**WORK ITEM:**
Take the line containing "Serialize everything readable" and every line after it to the end of the data, and write them out exactly as they appear.

**Records from a data collection:**
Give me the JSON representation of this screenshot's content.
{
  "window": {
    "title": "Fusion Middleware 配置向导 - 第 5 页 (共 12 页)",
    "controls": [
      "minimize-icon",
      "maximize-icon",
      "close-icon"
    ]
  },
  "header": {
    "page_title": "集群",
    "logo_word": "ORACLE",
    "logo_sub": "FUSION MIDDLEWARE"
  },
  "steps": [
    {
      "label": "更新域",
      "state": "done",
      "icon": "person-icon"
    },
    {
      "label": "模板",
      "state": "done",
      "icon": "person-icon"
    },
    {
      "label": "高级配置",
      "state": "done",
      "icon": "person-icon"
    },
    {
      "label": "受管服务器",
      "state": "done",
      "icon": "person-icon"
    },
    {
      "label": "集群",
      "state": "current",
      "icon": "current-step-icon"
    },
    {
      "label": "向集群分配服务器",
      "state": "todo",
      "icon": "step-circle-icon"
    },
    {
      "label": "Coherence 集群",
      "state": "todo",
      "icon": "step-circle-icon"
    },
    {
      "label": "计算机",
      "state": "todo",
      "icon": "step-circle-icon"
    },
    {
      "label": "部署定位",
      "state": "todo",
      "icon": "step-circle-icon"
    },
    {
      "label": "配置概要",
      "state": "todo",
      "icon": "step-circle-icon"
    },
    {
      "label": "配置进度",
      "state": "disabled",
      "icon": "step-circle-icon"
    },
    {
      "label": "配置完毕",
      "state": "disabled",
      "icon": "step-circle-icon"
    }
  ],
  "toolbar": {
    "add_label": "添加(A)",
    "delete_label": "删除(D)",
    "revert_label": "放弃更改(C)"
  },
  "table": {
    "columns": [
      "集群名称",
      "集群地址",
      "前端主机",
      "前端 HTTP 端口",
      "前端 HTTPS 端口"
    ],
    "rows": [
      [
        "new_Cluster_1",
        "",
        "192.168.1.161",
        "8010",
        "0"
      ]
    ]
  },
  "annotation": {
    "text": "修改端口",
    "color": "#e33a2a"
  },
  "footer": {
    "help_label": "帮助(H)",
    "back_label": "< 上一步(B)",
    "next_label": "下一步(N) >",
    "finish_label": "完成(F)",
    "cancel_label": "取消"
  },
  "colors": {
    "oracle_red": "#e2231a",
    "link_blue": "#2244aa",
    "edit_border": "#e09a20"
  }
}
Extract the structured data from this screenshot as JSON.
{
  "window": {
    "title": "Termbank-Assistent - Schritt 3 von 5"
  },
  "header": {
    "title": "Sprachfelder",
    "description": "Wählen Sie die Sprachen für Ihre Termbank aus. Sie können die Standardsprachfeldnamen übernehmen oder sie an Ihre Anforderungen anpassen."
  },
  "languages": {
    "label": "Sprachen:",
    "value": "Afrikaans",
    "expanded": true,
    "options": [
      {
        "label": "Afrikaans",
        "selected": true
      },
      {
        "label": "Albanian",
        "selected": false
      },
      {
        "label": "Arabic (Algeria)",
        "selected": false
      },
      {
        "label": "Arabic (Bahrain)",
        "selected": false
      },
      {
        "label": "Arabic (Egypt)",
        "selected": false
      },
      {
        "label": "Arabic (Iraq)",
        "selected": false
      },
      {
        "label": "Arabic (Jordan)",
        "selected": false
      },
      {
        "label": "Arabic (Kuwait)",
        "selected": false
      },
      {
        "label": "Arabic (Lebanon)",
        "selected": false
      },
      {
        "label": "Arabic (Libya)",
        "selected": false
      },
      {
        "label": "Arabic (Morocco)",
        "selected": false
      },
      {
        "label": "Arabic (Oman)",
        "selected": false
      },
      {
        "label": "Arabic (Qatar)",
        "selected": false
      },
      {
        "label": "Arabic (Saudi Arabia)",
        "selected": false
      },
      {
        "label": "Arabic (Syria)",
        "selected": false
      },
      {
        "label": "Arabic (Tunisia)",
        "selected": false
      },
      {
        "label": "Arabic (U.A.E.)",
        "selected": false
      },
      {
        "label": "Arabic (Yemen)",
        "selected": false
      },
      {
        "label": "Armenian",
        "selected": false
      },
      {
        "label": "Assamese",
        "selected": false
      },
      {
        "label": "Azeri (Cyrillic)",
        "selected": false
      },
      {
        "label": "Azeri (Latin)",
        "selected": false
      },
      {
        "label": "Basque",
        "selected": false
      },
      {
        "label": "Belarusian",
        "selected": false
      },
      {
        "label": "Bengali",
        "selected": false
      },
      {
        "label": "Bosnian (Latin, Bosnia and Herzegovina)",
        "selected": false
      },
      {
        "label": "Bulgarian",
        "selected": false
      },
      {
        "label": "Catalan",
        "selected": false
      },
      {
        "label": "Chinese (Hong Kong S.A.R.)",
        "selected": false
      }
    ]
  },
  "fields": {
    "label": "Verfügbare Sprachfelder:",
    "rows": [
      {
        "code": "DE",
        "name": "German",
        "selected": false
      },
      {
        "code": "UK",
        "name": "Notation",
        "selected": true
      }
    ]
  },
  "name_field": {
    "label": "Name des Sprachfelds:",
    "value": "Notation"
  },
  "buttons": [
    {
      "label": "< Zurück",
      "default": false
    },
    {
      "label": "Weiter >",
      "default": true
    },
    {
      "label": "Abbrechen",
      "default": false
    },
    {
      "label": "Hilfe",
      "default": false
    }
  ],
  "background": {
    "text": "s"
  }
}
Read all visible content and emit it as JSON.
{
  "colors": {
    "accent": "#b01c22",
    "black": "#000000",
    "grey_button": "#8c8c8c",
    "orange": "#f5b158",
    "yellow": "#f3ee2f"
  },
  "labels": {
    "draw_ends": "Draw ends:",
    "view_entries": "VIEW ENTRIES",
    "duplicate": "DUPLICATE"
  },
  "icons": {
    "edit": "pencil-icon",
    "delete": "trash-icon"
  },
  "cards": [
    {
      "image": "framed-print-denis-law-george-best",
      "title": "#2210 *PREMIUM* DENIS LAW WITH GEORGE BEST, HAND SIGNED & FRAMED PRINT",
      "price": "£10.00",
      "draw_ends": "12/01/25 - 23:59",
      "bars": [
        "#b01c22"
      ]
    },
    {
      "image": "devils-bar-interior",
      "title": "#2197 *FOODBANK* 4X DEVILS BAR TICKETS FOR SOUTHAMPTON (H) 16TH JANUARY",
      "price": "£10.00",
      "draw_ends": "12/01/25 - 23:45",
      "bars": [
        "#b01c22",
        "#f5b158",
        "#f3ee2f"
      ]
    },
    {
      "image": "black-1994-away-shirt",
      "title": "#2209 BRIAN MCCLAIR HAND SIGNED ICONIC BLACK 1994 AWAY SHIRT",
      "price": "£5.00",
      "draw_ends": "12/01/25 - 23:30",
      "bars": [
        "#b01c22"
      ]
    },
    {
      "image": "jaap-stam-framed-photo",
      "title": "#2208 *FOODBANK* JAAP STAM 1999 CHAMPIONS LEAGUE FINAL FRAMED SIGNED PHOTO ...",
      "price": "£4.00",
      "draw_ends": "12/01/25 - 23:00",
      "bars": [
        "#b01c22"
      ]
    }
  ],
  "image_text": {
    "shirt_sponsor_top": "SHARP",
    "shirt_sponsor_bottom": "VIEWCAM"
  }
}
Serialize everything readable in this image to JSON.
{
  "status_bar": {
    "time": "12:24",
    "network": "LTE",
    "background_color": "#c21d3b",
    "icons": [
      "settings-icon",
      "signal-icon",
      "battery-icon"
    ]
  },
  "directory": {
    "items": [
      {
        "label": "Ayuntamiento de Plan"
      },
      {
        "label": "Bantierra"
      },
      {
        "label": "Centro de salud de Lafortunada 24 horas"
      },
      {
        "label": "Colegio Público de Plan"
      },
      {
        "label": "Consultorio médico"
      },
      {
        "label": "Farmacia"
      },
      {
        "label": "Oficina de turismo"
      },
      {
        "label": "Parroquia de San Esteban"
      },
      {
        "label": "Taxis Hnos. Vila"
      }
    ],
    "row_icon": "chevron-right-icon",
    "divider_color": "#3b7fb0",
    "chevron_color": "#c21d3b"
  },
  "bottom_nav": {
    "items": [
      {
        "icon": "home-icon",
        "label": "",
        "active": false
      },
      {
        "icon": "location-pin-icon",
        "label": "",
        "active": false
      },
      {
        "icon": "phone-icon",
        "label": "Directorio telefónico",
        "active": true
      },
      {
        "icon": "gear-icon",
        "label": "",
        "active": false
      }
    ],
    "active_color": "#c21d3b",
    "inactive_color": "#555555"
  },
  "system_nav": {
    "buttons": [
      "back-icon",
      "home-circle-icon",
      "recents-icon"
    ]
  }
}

**TASK RESULT:**
Serialize everything readable in this image to JSON.
{
  "status_bar": {
    "time": "12:24",
    "network": "LTE",
    "background_color": "#c21d3b",
    "icons": [
      "settings-icon",
      "signal-icon",
      "battery-icon"
    ]
  },
  "directory": {
    "items": [
      {
        "label": "Ayuntamiento de Plan"
      },
      {
        "label": "Bantierra"
      },
      {
        "label": "Centro de salud de Lafortunada 24 horas"
      },
      {
        "label": "Colegio Público de Plan"
      },
      {
        "label": "Consultorio médico"
      },
      {
        "label": "Farmacia"
      },
      {
        "label": "Oficina de turismo"
      },
      {
        "label": "Parroquia de San Esteban"
      },
      {
        "label": "Taxis Hnos. Vila"
      }
    ],
    "row_icon": "chevron-right-icon",
    "divider_color": "#3b7fb0",
    "chevron_color": "#c21d3b"
  },
  "bottom_nav": {
    "items": [
      {
        "icon": "home-icon",
        "label": "",
        "active": false
      },
      {
        "icon": "location-pin-icon",
        "label": "",
        "active": false
      },
      {
        "icon": "phone-icon",
        "label": "Directorio telefónico",
        "active": true
      },
      {
        "icon": "gear-icon",
        "label": "",
        "active": false
      }
    ],
    "active_color": "#c21d3b",
    "inactive_color": "#555555"
  },
  "system_nav": {
    "buttons": [
      "back-icon",
      "home-circle-icon",
      "recents-icon"
    ]
  }
}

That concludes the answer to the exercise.